(Extracted data entries)
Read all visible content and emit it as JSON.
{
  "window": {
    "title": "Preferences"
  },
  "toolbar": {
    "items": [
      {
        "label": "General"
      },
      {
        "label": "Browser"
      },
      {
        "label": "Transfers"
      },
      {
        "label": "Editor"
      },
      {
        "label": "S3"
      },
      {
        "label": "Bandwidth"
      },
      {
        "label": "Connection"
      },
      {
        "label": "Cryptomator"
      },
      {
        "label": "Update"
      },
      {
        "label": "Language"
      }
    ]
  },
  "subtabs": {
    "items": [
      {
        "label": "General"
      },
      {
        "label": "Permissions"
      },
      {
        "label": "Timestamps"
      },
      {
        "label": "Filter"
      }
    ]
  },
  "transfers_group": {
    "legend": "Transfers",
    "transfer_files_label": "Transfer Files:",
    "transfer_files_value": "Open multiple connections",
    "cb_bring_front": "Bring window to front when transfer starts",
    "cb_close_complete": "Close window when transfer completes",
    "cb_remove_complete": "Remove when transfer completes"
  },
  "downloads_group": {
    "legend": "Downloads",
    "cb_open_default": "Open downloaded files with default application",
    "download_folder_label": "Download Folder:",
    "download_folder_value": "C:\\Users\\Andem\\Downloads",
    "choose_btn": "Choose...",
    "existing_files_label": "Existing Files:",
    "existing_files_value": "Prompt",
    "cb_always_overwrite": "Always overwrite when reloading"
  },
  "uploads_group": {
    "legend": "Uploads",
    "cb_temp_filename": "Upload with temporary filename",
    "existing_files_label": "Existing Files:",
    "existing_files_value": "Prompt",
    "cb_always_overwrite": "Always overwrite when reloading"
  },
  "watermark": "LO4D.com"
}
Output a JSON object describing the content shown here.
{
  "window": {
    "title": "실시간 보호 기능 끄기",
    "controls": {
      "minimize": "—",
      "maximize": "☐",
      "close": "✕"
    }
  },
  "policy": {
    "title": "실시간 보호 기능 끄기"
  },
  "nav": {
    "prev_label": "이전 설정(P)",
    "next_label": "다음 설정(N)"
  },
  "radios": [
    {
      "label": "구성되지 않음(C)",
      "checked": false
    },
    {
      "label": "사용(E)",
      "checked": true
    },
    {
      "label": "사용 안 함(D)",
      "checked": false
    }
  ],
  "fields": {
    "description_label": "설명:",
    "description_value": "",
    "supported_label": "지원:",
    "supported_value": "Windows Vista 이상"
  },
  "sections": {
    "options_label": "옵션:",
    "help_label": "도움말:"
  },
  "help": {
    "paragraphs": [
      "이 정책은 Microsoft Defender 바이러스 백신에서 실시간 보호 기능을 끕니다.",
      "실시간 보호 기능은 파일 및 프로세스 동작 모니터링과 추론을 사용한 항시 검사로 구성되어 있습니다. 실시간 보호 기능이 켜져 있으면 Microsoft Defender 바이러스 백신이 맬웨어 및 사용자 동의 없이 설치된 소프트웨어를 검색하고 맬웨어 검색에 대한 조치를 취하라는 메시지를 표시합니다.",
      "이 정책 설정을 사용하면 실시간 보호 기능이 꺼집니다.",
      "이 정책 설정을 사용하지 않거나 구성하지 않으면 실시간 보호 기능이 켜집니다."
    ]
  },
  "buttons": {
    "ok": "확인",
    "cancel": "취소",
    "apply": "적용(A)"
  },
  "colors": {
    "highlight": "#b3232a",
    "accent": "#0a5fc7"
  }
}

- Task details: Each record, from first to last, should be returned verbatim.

- Response area:
Read all visible content and emit it as JSON.
{
  "window": {
    "title": "Preferences"
  },
  "toolbar": {
    "items": [
      {
        "label": "General"
      },
      {
        "label": "Browser"
      },
      {
        "label": "Transfers"
      },
      {
        "label": "Editor"
      },
      {
        "label": "S3"
      },
      {
        "label": "Bandwidth"
      },
      {
        "label": "Connection"
      },
      {
        "label": "Cryptomator"
      },
      {
        "label": "Update"
      },
      {
        "label": "Language"
      }
    ]
  },
  "subtabs": {
    "items": [
      {
        "label": "General"
      },
      {
        "label": "Permissions"
      },
      {
        "label": "Timestamps"
      },
      {
        "label": "Filter"
      }
    ]
  },
  "transfers_group": {
    "legend": "Transfers",
    "transfer_files_label": "Transfer Files:",
    "transfer_files_value": "Open multiple connections",
    "cb_bring_front": "Bring window to front when transfer starts",
    "cb_close_complete": "Close window when transfer completes",
    "cb_remove_complete": "Remove when transfer completes"
  },
  "downloads_group": {
    "legend": "Downloads",
    "cb_open_default": "Open downloaded files with default application",
    "download_folder_label": "Download Folder:",
    "download_folder_value": "C:\\Users\\Andem\\Downloads",
    "choose_btn": "Choose...",
    "existing_files_label": "Existing Files:",
    "existing_files_value": "Prompt",
    "cb_always_overwrite": "Always overwrite when reloading"
  },
  "uploads_group": {
    "legend": "Uploads",
    "cb_temp_filename": "Upload with temporary filename",
    "existing_files_label": "Existing Files:",
    "existing_files_value": "Prompt",
    "cb_always_overwrite": "Always overwrite when reloading"
  },
  "watermark": "LO4D.com"
}
Output a JSON object describing the content shown here.
{
  "window": {
    "title": "실시간 보호 기능 끄기",
    "controls": {
      "minimize": "—",
      "maximize": "☐",
      "close": "✕"
    }
  },
  "policy": {
    "title": "실시간 보호 기능 끄기"
  },
  "nav": {
    "prev_label": "이전 설정(P)",
    "next_label": "다음 설정(N)"
  },
  "radios": [
    {
      "label": "구성되지 않음(C)",
      "checked": false
    },
    {
      "label": "사용(E)",
      "checked": true
    },
    {
      "label": "사용 안 함(D)",
      "checked": false
    }
  ],
  "fields": {
    "description_label": "설명:",
    "description_value": "",
    "supported_label": "지원:",
    "supported_value": "Windows Vista 이상"
  },
  "sections": {
    "options_label": "옵션:",
    "help_label": "도움말:"
  },
  "help": {
    "paragraphs": [
      "이 정책은 Microsoft Defender 바이러스 백신에서 실시간 보호 기능을 끕니다.",
      "실시간 보호 기능은 파일 및 프로세스 동작 모니터링과 추론을 사용한 항시 검사로 구성되어 있습니다. 실시간 보호 기능이 켜져 있으면 Microsoft Defender 바이러스 백신이 맬웨어 및 사용자 동의 없이 설치된 소프트웨어를 검색하고 맬웨어 검색에 대한 조치를 취하라는 메시지를 표시합니다.",
      "이 정책 설정을 사용하면 실시간 보호 기능이 꺼집니다.",
      "이 정책 설정을 사용하지 않거나 구성하지 않으면 실시간 보호 기능이 켜집니다."
    ]
  },
  "buttons": {
    "ok": "확인",
    "cancel": "취소",
    "apply": "적용(A)"
  },
  "colors": {
    "highlight": "#b3232a",
    "accent": "#0a5fc7"
  }
}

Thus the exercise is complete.